> **Aim of the task**
Among the records that follow, find each line holding the word "false" and copy it.

Collected data entries:
"""

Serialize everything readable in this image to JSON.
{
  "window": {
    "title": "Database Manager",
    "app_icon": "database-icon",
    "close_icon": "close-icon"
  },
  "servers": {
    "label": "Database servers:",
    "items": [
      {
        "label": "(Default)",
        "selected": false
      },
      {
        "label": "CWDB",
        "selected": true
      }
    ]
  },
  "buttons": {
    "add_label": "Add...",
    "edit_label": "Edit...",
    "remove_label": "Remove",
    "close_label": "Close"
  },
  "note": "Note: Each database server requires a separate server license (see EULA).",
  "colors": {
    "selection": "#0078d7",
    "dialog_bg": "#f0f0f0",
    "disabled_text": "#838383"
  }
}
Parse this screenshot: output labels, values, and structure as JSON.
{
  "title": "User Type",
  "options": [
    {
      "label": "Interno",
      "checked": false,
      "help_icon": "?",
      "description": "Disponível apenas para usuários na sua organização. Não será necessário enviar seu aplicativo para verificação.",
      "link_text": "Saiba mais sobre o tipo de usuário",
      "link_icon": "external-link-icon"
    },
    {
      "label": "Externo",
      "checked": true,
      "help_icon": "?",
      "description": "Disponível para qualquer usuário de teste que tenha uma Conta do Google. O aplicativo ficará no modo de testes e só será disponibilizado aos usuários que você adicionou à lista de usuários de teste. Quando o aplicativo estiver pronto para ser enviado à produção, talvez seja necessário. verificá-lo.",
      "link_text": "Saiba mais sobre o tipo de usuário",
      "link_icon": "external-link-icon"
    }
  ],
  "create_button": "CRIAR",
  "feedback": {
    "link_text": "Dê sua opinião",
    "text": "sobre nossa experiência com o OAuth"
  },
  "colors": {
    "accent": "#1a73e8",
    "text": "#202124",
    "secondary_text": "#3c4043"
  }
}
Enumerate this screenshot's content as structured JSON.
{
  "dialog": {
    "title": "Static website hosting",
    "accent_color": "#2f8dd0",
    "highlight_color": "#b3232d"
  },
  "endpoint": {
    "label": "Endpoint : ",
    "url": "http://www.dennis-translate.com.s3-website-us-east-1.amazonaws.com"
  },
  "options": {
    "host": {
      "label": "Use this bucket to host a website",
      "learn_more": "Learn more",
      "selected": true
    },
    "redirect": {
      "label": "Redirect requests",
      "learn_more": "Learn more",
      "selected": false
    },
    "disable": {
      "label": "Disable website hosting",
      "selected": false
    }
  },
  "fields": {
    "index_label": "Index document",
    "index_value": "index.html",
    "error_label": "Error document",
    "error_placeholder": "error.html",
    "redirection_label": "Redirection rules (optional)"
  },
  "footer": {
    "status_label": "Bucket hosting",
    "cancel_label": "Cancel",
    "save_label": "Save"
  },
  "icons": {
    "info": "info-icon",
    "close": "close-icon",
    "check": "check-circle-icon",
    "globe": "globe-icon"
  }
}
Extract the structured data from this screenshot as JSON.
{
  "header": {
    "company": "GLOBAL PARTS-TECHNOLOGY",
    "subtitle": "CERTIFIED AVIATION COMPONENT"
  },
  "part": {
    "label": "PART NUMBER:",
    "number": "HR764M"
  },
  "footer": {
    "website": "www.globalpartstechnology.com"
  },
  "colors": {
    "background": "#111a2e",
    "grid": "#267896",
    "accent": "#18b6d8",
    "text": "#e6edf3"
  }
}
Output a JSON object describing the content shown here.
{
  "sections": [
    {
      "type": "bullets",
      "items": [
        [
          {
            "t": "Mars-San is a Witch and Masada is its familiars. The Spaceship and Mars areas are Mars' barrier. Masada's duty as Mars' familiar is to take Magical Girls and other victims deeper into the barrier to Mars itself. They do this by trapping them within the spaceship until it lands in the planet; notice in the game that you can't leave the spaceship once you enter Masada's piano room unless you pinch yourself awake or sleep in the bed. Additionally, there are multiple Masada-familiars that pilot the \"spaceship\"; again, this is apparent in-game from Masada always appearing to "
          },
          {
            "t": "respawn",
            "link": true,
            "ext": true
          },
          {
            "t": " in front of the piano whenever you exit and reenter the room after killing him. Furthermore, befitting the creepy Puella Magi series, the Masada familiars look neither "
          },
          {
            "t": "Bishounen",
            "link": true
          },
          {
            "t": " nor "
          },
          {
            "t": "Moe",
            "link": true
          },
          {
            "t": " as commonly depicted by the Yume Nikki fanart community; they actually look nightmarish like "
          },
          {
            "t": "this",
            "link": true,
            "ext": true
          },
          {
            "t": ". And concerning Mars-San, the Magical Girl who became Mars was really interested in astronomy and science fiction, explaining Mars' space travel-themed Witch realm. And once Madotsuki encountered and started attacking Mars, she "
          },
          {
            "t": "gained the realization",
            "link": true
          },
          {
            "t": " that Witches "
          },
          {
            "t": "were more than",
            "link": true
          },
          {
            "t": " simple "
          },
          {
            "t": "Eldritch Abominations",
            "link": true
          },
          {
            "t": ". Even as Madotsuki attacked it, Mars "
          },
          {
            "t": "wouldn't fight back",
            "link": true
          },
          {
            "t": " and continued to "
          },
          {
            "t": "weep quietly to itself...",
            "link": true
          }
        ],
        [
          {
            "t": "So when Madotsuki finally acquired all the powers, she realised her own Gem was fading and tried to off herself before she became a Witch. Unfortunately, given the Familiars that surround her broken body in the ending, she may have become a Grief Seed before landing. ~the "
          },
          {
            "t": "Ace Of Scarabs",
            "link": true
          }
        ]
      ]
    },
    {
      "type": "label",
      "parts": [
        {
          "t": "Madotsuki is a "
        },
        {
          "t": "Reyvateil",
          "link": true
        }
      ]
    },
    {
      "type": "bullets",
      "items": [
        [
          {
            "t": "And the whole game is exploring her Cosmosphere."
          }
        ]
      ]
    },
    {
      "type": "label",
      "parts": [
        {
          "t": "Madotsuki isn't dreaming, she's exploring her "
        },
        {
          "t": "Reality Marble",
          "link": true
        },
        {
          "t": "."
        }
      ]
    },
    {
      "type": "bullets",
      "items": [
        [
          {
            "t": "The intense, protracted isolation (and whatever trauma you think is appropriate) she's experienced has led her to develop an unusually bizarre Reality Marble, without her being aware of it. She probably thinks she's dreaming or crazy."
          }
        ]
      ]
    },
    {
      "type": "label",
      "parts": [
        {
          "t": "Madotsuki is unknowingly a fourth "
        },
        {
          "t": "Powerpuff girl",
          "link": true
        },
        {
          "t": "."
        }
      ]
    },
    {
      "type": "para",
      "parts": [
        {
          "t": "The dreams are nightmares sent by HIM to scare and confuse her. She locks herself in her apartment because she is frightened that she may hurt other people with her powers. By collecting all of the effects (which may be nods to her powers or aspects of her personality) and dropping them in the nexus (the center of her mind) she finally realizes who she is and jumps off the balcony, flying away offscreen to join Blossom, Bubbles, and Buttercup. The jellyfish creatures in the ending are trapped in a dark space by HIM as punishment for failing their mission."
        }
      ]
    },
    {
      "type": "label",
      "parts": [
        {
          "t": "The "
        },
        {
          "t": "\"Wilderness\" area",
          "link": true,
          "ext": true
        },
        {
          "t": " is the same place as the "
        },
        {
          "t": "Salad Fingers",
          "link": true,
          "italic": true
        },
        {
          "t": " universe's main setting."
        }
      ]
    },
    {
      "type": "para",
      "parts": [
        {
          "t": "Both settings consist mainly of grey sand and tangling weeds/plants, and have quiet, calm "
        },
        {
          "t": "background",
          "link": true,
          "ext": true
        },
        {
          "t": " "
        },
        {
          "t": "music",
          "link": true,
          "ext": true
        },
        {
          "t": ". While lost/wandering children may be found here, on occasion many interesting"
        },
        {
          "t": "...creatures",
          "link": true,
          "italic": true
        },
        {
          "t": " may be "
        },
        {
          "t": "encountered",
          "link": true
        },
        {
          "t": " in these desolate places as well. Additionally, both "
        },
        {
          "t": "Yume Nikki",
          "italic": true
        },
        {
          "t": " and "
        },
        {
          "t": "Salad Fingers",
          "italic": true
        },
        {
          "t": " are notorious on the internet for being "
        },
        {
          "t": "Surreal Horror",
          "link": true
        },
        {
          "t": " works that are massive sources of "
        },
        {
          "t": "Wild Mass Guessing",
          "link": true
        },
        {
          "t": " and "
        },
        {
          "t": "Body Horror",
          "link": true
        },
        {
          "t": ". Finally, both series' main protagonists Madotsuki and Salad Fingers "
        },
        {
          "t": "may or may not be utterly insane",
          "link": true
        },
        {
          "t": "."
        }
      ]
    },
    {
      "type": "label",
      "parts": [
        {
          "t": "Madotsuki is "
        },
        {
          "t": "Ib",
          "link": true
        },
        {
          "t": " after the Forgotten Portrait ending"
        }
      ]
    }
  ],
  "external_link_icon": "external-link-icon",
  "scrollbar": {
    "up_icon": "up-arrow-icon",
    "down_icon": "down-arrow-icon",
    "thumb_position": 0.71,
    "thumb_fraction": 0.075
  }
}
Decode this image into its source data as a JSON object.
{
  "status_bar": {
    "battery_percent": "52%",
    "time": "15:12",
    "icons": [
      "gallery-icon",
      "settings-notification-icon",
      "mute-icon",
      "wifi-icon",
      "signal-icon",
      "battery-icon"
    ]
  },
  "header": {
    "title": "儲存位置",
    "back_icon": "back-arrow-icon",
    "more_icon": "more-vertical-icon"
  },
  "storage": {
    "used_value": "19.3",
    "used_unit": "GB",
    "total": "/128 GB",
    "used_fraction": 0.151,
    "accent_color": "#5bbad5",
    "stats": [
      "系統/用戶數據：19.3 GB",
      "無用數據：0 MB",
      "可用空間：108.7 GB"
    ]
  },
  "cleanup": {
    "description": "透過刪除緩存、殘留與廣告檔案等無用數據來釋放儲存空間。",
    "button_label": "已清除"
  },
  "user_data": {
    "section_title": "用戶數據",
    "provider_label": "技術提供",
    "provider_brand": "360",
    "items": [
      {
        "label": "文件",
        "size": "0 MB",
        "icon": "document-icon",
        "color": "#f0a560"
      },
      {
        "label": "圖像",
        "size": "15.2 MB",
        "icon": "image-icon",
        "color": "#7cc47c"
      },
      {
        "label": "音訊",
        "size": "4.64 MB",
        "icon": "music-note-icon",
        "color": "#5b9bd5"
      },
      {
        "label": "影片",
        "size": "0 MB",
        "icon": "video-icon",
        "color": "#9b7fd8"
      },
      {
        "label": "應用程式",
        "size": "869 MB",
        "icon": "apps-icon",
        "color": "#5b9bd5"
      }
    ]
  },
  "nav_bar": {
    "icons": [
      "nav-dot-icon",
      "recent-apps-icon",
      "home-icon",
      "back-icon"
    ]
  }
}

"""

> **Exercise output**
        "selected": false
      "checked": false,
      "selected": false
      "selected": false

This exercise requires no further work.